In childhood, kingfishers had always a quality undefinable in the vocabulary of those years. My grandmother had a jigsaw puzzle that was made and re-made. It was a riverbank scene and the kingfisher featured on a single piece, a piece that was always kept until the end. The kingfisher was the highlight, the culmination of the juvenile assembling of the picture, the tiny blob of turquoise and orange completed a scene that corresponded to no riverbank I had ever seen. Perhaps it was the setting aside of the kingfisher that caused its loss, but the piece was lost and the jigsaw lost its attraction.

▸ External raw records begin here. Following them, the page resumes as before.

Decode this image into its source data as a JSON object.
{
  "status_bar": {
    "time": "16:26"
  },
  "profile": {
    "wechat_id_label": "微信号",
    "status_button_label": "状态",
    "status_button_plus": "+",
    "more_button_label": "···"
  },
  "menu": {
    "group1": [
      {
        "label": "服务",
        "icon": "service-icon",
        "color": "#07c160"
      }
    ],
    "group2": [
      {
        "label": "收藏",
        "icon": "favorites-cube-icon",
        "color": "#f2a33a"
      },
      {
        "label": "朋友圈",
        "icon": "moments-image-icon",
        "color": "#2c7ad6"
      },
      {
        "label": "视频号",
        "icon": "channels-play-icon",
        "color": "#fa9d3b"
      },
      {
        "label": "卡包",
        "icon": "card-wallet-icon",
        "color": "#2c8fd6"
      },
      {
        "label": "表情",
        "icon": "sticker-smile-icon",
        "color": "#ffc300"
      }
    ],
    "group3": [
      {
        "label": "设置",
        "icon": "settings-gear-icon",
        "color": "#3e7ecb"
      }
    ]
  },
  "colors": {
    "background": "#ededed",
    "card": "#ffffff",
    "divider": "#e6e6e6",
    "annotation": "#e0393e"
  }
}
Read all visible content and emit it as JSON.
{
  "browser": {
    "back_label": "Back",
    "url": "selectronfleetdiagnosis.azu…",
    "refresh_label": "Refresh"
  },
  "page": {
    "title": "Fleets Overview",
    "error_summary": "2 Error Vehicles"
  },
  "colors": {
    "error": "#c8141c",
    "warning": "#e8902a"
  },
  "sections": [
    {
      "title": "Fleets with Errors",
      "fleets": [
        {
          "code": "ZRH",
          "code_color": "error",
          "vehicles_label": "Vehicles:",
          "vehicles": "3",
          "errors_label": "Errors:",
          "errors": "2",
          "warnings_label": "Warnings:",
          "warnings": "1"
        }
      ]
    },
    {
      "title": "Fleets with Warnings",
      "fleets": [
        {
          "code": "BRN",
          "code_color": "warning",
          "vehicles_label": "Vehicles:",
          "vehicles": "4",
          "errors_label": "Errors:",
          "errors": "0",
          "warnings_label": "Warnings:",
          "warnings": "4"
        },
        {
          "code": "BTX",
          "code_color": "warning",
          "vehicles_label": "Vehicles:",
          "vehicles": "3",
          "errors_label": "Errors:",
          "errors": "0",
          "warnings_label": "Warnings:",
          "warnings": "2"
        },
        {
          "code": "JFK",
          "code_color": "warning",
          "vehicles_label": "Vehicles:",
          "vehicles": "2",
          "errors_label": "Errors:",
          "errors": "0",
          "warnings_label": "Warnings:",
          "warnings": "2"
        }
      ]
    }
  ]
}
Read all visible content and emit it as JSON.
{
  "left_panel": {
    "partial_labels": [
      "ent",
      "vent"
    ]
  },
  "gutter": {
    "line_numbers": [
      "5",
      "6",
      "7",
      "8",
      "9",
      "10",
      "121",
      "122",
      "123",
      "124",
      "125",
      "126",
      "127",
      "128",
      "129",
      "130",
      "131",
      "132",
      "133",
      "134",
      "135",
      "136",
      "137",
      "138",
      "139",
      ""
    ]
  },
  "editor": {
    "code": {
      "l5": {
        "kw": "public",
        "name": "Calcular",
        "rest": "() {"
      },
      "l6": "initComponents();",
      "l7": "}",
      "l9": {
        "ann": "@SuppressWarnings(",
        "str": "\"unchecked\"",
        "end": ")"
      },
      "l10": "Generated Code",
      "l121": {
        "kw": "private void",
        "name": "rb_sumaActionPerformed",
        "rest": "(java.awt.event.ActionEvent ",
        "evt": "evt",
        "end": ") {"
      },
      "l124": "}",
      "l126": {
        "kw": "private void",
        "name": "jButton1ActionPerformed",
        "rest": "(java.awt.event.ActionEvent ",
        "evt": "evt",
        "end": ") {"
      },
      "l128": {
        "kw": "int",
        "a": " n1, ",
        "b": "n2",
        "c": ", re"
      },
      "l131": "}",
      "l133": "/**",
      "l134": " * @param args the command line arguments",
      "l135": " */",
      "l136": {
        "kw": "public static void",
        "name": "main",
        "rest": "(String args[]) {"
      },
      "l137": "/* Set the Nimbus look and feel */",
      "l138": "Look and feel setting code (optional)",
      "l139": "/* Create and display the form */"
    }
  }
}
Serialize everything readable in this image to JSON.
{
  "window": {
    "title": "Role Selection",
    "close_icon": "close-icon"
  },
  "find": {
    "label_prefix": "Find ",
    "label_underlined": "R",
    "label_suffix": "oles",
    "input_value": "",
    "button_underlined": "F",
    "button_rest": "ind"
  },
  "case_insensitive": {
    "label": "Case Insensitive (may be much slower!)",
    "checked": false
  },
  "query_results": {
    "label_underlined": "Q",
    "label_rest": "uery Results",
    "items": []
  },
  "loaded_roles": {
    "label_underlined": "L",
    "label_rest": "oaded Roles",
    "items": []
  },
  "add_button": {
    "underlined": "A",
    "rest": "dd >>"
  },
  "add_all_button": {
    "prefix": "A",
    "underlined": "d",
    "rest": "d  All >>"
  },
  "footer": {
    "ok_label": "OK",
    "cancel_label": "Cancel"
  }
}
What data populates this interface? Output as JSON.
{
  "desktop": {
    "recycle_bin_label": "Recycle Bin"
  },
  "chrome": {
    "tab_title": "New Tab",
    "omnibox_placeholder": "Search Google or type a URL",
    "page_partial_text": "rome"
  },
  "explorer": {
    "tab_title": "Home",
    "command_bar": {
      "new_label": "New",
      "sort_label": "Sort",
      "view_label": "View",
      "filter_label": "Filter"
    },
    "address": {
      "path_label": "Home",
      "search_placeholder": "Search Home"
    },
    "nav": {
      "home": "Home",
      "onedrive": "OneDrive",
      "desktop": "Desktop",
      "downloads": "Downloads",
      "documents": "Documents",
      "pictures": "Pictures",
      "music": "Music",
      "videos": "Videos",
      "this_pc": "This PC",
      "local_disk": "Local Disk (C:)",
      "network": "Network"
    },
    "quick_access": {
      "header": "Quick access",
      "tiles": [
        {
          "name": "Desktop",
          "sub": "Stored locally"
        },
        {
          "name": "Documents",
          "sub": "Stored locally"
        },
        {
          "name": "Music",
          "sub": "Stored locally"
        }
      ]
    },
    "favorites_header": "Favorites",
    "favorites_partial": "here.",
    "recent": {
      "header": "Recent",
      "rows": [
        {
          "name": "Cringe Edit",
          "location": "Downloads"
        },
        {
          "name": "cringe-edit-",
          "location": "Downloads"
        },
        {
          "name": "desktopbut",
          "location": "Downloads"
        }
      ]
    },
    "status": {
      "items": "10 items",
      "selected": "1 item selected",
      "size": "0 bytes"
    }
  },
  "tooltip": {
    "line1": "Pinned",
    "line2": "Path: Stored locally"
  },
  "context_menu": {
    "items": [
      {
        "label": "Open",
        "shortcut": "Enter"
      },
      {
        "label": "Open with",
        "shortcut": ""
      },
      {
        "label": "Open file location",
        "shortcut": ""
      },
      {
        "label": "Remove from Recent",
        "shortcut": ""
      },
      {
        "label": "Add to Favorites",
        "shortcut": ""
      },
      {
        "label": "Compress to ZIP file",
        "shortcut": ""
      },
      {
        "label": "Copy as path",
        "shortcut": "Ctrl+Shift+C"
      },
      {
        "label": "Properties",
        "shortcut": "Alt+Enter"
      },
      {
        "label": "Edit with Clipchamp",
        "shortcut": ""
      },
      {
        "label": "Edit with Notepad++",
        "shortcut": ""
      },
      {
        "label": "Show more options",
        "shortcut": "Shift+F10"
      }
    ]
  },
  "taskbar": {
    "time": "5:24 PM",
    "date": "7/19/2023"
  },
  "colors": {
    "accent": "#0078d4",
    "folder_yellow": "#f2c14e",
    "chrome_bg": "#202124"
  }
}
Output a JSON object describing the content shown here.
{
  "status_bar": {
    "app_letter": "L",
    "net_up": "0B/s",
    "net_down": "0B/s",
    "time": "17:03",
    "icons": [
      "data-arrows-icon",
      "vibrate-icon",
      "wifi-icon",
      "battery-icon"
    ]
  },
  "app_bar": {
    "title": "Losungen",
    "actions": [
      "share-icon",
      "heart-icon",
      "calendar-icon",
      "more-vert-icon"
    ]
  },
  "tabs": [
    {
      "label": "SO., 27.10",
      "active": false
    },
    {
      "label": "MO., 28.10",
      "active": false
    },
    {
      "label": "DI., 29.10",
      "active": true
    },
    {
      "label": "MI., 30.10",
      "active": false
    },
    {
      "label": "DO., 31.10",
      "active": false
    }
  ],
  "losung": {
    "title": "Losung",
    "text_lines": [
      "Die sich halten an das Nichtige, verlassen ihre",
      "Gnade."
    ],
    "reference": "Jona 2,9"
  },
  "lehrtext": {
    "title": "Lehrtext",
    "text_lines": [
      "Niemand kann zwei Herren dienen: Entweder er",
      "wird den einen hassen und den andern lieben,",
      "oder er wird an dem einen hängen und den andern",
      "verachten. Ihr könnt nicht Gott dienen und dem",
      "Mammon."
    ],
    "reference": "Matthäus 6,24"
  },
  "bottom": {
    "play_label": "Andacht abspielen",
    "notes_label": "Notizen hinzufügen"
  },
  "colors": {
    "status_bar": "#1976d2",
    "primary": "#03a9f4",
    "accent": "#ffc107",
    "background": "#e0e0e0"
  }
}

Never in those childhood years was there a sighting of a kingfisher, it was not that we did not live in the heart of a beautiful part of rural England, it was not that rivers were not plentiful, it was that kingfishers seemed very elusive. I would be twenty-one before catching a brief glimpse of one, on a riverboat trip along the River Dart from Totnes to Dartmouth; images of that journey remain as vivid as when it took place in the summer of 1982.
Seventeen years would pass before 1999 and a family trip along the Dordogne river at Bergerac when the boatman pointed with confidence to the martin-pêcheur that flew along between the boat and the riverbank. Another fifteen years later, in 2014, travelling with friends on the sister boat of the one on which we had previously travelled, travelling along the same stretch of that French river, there was a sense of childish delight as we saw a kingfisher flying by with an indifference to our presence.
Three sightings in fifty-five years of life, perhaps it has been the rarity of the glimpses that has given the kingfisher an indefinable quality. Three glimpses, and those so brief that there was no opportunity whatsoever of a photograph, having to be content with a picture of the boat from the 1999 sighting and the quay from which the journeys were made.
Had the physics of the universe made travel through time a possibility, I could step into the long sitting room of my grandmother’s house and go to the cupboard and take out the box holding the pieces of the jigsaw, and if the step back was far enough, the kingfisher would still be there.